For failing to comply with an investigation into anti-child abuse policies, an Australian regulator fined Elon Musk’s social networking platform X A$610,500 ($386,000), dealing a setback to a business that has struggled to retain advertisers amid claims that it is becoming lax in content moderation.
The e-Safety Commission punished Musk’s platform X, which he renamed from Twitter, for not responding to inquiries about how quickly it addressed accusations of child abuse content on the site and how it found it.
Although little in comparison to the $44 billion Musk paid for the website in October 2022, the fine is a blow to the company’s image since advertisers have been cutting down on their investment on a platform that has ceased most content control and let thousands of banned users to be reactivated.
X was recently accused of failing to control misinformation regarding Hamas’ attack on Israel, prompting the EU to announce that it was looking into possible violations of its new digital regulations.
“If you’ve got answers to questions, if you’re actually putting people, processes and technology in place to tackle illegal content at scale, and globally, and if it’s your stated priority, it’s pretty easy to say,” Commissioner Julie Inman Grant said in a telephone interview.
Inman Grant, a public policy director at X until 2016, continued, “The only reason I can see to fail to answer important questions about illegal content and conduct occurring on platforms would be if you don’t have answers.”

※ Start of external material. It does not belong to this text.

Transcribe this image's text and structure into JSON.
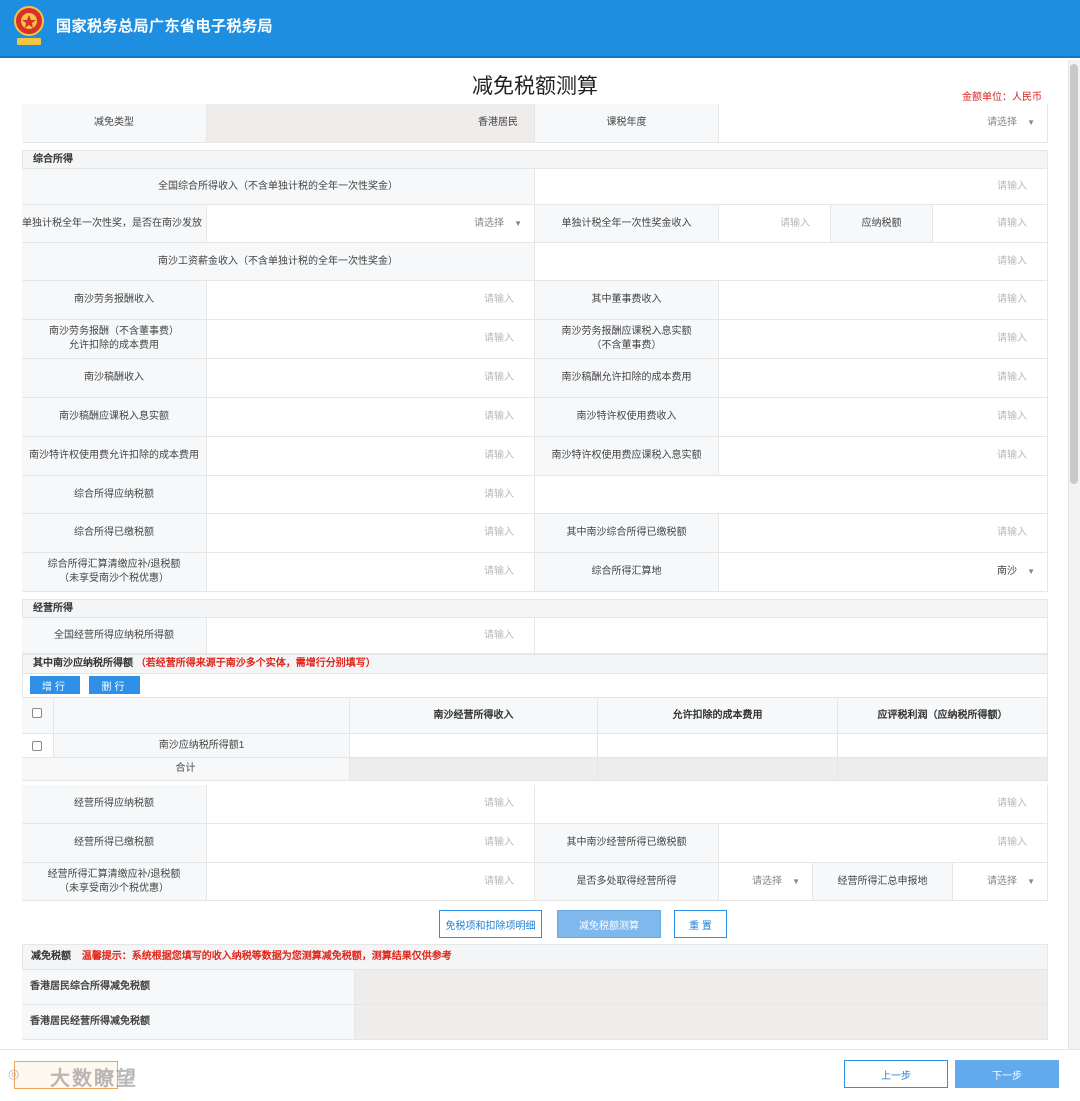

After Musk’s purchase, X dissolved its Australian office. Thus, Reuters was unable to contact a local representative. The media email address for the San Francisco-based business did not immediately respond to a request for comment.
Australian regulations that went into force in 2021 allow the regulator to punish internet businesses that fail to provide information about their online safety policies. Grant says the regulator may take the firm to court if X refuses to pay the penalties.
Musk stated that “removing child exploitation is priority #1” after turning the firm private. The Australian regulator, however, said that X claimed the site was “not a service used by large numbers of young people” when questioned about how it prevented child grooming on the platform.
According to X, the anti-grooming technology that is currently on the market “is not of sufficient capability or accuracy to be deployed on Twitter.”
Inman Grant stated that the commission also warned Alphabet (GOOGL.O) Google for noncompliance with its request for information on managing child abuse content, referring to the search engine giant’s replies to several inquiries as “generic.” Google expressed disappointment at the notice despite having worked with the regulator.
Google’s director of government affairs and public policy for Australia, Lucinda Longcroft, stated, “We remain committed to these efforts and collaborating constructively and in good faith with the e-Safety Commissioner, government, and industry on the shared goal of keeping Australians safer online.”
The regulator said that X’s noncompliance was more significant, including the company’s refusal to provide information on how quickly it responded to accusations of child abuse, the procedures it took to identify child abuse in live streams, and the number of staff members it employed for content moderation, safety, and public policy.
The business informed the regulator that it had reduced its employment by 80% internationally and no longer had a public policy team in Australia, down from two before Musk’s acquisition.
After Musk took the company private, X reported to the regulator that its proactive detection of child abuse material in public posts decreased.
Because “the technology is still in development,” the business informed the regulator that it does not utilize tools to find the content of private conversations.